#### [Activity]
Retype each record shown below, leaving every character as it is.

#### [Data records for software interfaces]
= Beginning of Section =

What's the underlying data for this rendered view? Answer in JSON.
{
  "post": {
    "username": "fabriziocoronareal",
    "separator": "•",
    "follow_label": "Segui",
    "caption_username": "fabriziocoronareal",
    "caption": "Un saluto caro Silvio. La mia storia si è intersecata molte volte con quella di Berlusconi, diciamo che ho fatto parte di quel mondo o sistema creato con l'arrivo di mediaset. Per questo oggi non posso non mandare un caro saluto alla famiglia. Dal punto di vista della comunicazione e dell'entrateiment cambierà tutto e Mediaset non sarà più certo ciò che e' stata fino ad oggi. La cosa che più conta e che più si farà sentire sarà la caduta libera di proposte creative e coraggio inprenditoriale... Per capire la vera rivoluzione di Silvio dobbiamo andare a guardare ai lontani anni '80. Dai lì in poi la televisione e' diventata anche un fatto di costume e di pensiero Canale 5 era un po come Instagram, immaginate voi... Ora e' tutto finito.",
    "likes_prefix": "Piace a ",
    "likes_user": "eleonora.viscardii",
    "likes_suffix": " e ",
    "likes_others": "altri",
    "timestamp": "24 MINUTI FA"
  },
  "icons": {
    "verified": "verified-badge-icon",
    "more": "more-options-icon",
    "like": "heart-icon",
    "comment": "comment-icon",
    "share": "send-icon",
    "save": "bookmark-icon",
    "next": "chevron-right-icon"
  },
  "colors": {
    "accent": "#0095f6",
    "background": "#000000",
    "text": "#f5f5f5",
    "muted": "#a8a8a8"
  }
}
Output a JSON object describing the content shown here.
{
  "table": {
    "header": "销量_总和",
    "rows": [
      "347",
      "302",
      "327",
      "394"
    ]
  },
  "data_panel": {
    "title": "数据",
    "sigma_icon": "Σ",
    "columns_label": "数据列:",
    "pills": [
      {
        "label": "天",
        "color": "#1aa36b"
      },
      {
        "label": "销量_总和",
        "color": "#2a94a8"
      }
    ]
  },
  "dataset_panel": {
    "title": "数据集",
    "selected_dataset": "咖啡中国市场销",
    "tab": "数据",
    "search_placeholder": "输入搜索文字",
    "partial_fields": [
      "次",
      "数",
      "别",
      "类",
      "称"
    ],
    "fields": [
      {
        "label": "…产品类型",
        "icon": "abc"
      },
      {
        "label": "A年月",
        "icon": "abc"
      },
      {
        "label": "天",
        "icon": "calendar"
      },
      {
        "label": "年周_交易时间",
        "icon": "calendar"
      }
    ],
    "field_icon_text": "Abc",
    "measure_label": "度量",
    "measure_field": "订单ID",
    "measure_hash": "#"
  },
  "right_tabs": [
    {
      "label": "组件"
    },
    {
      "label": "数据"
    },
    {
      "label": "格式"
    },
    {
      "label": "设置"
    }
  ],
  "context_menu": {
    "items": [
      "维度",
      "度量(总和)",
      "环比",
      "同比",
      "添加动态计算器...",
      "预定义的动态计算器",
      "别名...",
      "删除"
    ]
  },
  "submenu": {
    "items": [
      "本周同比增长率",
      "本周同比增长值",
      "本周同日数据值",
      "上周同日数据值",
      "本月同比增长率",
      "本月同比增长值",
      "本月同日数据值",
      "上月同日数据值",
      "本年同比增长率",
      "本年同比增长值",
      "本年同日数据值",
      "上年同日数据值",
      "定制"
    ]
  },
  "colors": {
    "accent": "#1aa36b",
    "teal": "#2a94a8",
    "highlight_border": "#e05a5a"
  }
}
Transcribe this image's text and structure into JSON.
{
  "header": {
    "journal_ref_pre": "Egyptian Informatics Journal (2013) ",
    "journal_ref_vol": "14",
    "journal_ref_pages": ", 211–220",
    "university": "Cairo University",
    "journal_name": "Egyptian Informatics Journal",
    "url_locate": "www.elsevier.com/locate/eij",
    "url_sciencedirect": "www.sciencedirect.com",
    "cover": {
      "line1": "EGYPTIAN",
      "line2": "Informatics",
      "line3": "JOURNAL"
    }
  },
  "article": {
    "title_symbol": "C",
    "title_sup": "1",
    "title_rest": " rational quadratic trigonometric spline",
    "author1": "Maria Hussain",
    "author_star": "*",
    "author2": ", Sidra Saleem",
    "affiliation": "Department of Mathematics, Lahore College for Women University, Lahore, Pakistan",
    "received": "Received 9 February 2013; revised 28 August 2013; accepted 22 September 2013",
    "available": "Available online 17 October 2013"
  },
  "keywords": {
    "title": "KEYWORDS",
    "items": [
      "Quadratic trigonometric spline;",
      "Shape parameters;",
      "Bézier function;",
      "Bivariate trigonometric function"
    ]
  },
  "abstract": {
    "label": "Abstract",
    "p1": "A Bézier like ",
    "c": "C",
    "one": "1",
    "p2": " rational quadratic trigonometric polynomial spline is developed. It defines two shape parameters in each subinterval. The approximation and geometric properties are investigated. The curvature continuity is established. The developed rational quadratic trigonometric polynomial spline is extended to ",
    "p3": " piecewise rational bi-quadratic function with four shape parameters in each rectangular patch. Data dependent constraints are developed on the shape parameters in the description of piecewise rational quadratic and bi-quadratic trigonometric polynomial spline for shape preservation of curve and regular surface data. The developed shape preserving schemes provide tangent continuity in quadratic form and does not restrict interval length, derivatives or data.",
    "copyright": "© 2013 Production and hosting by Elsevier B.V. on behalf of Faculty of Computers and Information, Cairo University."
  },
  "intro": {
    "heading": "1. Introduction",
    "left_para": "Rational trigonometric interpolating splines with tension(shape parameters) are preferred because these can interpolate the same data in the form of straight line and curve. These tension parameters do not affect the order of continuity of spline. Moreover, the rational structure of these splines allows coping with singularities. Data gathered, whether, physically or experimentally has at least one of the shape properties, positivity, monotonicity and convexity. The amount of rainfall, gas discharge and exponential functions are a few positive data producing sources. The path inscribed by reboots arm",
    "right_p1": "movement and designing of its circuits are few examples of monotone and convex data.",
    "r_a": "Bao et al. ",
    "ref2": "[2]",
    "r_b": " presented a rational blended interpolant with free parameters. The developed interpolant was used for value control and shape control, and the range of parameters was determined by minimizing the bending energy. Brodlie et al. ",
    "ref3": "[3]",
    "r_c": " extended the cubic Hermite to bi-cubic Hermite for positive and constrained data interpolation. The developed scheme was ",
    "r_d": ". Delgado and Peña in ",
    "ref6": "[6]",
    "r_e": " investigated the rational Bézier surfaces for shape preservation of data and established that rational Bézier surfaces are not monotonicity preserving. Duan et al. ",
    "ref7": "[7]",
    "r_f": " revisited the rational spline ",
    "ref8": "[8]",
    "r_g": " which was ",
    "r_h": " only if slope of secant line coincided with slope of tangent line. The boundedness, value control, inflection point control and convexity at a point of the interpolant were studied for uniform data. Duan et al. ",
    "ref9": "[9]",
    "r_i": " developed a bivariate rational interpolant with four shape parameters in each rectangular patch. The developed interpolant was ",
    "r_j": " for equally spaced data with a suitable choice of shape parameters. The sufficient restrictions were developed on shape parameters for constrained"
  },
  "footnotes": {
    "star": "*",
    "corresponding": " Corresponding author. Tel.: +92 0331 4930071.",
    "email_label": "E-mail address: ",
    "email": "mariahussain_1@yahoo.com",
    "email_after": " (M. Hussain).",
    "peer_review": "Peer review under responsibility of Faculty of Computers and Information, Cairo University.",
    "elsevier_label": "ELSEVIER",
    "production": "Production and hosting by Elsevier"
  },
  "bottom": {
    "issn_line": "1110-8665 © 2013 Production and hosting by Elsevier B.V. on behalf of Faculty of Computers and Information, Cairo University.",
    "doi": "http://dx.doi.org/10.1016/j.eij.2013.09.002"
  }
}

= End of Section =

#### [Written answer]
What's the underlying data for this rendered view? Answer in JSON.
{
  "post": {
    "username": "fabriziocoronareal",
    "separator": "•",
    "follow_label": "Segui",
    "caption_username": "fabriziocoronareal",
    "caption": "Un saluto caro Silvio. La mia storia si è intersecata molte volte con quella di Berlusconi, diciamo che ho fatto parte di quel mondo o sistema creato con l'arrivo di mediaset. Per questo oggi non posso non mandare un caro saluto alla famiglia. Dal punto di vista della comunicazione e dell'entrateiment cambierà tutto e Mediaset non sarà più certo ciò che e' stata fino ad oggi. La cosa che più conta e che più si farà sentire sarà la caduta libera di proposte creative e coraggio inprenditoriale... Per capire la vera rivoluzione di Silvio dobbiamo andare a guardare ai lontani anni '80. Dai lì in poi la televisione e' diventata anche un fatto di costume e di pensiero Canale 5 era un po come Instagram, immaginate voi... Ora e' tutto finito.",
    "likes_prefix": "Piace a ",
    "likes_user": "eleonora.viscardii",
    "likes_suffix": " e ",
    "likes_others": "altri",
    "timestamp": "24 MINUTI FA"
  },
  "icons": {
    "verified": "verified-badge-icon",
    "more": "more-options-icon",
    "like": "heart-icon",
    "comment": "comment-icon",
    "share": "send-icon",
    "save": "bookmark-icon",
    "next": "chevron-right-icon"
  },
  "colors": {
    "accent": "#0095f6",
    "background": "#000000",
    "text": "#f5f5f5",
    "muted": "#a8a8a8"
  }
}
Output a JSON object describing the content shown here.
{
  "table": {
    "header": "销量_总和",
    "rows": [
      "347",
      "302",
      "327",
      "394"
    ]
  },
  "data_panel": {
    "title": "数据",
    "sigma_icon": "Σ",
    "columns_label": "数据列:",
    "pills": [
      {
        "label": "天",
        "color": "#1aa36b"
      },
      {
        "label": "销量_总和",
        "color": "#2a94a8"
      }
    ]
  },
  "dataset_panel": {
    "title": "数据集",
    "selected_dataset": "咖啡中国市场销",
    "tab": "数据",
    "search_placeholder": "输入搜索文字",
    "partial_fields": [
      "次",
      "数",
      "别",
      "类",
      "称"
    ],
    "fields": [
      {
        "label": "…产品类型",
        "icon": "abc"
      },
      {
        "label": "A年月",
        "icon": "abc"
      },
      {
        "label": "天",
        "icon": "calendar"
      },
      {
        "label": "年周_交易时间",
        "icon": "calendar"
      }
    ],
    "field_icon_text": "Abc",
    "measure_label": "度量",
    "measure_field": "订单ID",
    "measure_hash": "#"
  },
  "right_tabs": [
    {
      "label": "组件"
    },
    {
      "label": "数据"
    },
    {
      "label": "格式"
    },
    {
      "label": "设置"
    }
  ],
  "context_menu": {
    "items": [
      "维度",
      "度量(总和)",
      "环比",
      "同比",
      "添加动态计算器...",
      "预定义的动态计算器",
      "别名...",
      "删除"
    ]
  },
  "submenu": {
    "items": [
      "本周同比增长率",
      "本周同比增长值",
      "本周同日数据值",
      "上周同日数据值",
      "本月同比增长率",
      "本月同比增长值",
      "本月同日数据值",
      "上月同日数据值",
      "本年同比增长率",
      "本年同比增长值",
      "本年同日数据值",
      "上年同日数据值",
      "定制"
    ]
  },
  "colors": {
    "accent": "#1aa36b",
    "teal": "#2a94a8",
    "highlight_border": "#e05a5a"
  }
}
Transcribe this image's text and structure into JSON.
{
  "header": {
    "journal_ref_pre": "Egyptian Informatics Journal (2013) ",
    "journal_ref_vol": "14",
    "journal_ref_pages": ", 211–220",
    "university": "Cairo University",
    "journal_name": "Egyptian Informatics Journal",
    "url_locate": "www.elsevier.com/locate/eij",
    "url_sciencedirect": "www.sciencedirect.com",
    "cover": {
      "line1": "EGYPTIAN",
      "line2": "Informatics",
      "line3": "JOURNAL"
    }
  },
  "article": {
    "title_symbol": "C",
    "title_sup": "1",
    "title_rest": " rational quadratic trigonometric spline",
    "author1": "Maria Hussain",
    "author_star": "*",
    "author2": ", Sidra Saleem",
    "affiliation": "Department of Mathematics, Lahore College for Women University, Lahore, Pakistan",
    "received": "Received 9 February 2013; revised 28 August 2013; accepted 22 September 2013",
    "available": "Available online 17 October 2013"
  },
  "keywords": {
    "title": "KEYWORDS",
    "items": [
      "Quadratic trigonometric spline;",
      "Shape parameters;",
      "Bézier function;",
      "Bivariate trigonometric function"
    ]
  },
  "abstract": {
    "label": "Abstract",
    "p1": "A Bézier like ",
    "c": "C",
    "one": "1",
    "p2": " rational quadratic trigonometric polynomial spline is developed. It defines two shape parameters in each subinterval. The approximation and geometric properties are investigated. The curvature continuity is established. The developed rational quadratic trigonometric polynomial spline is extended to ",
    "p3": " piecewise rational bi-quadratic function with four shape parameters in each rectangular patch. Data dependent constraints are developed on the shape parameters in the description of piecewise rational quadratic and bi-quadratic trigonometric polynomial spline for shape preservation of curve and regular surface data. The developed shape preserving schemes provide tangent continuity in quadratic form and does not restrict interval length, derivatives or data.",
    "copyright": "© 2013 Production and hosting by Elsevier B.V. on behalf of Faculty of Computers and Information, Cairo University."
  },
  "intro": {
    "heading": "1. Introduction",
    "left_para": "Rational trigonometric interpolating splines with tension(shape parameters) are preferred because these can interpolate the same data in the form of straight line and curve. These tension parameters do not affect the order of continuity of spline. Moreover, the rational structure of these splines allows coping with singularities. Data gathered, whether, physically or experimentally has at least one of the shape properties, positivity, monotonicity and convexity. The amount of rainfall, gas discharge and exponential functions are a few positive data producing sources. The path inscribed by reboots arm",
    "right_p1": "movement and designing of its circuits are few examples of monotone and convex data.",
    "r_a": "Bao et al. ",
    "ref2": "[2]",
    "r_b": " presented a rational blended interpolant with free parameters. The developed interpolant was used for value control and shape control, and the range of parameters was determined by minimizing the bending energy. Brodlie et al. ",
    "ref3": "[3]",
    "r_c": " extended the cubic Hermite to bi-cubic Hermite for positive and constrained data interpolation. The developed scheme was ",
    "r_d": ". Delgado and Peña in ",
    "ref6": "[6]",
    "r_e": " investigated the rational Bézier surfaces for shape preservation of data and established that rational Bézier surfaces are not monotonicity preserving. Duan et al. ",
    "ref7": "[7]",
    "r_f": " revisited the rational spline ",
    "ref8": "[8]",
    "r_g": " which was ",
    "r_h": " only if slope of secant line coincided with slope of tangent line. The boundedness, value control, inflection point control and convexity at a point of the interpolant were studied for uniform data. Duan et al. ",
    "ref9": "[9]",
    "r_i": " developed a bivariate rational interpolant with four shape parameters in each rectangular patch. The developed interpolant was ",
    "r_j": " for equally spaced data with a suitable choice of shape parameters. The sufficient restrictions were developed on shape parameters for constrained"
  },
  "footnotes": {
    "star": "*",
    "corresponding": " Corresponding author. Tel.: +92 0331 4930071.",
    "email_label": "E-mail address: ",
    "email": "mariahussain_1@yahoo.com",
    "email_after": " (M. Hussain).",
    "peer_review": "Peer review under responsibility of Faculty of Computers and Information, Cairo University.",
    "elsevier_label": "ELSEVIER",
    "production": "Production and hosting by Elsevier"
  },
  "bottom": {
    "issn_line": "1110-8665 © 2013 Production and hosting by Elsevier B.V. on behalf of Faculty of Computers and Information, Cairo University.",
    "doi": "http://dx.doi.org/10.1016/j.eij.2013.09.002"
  }
}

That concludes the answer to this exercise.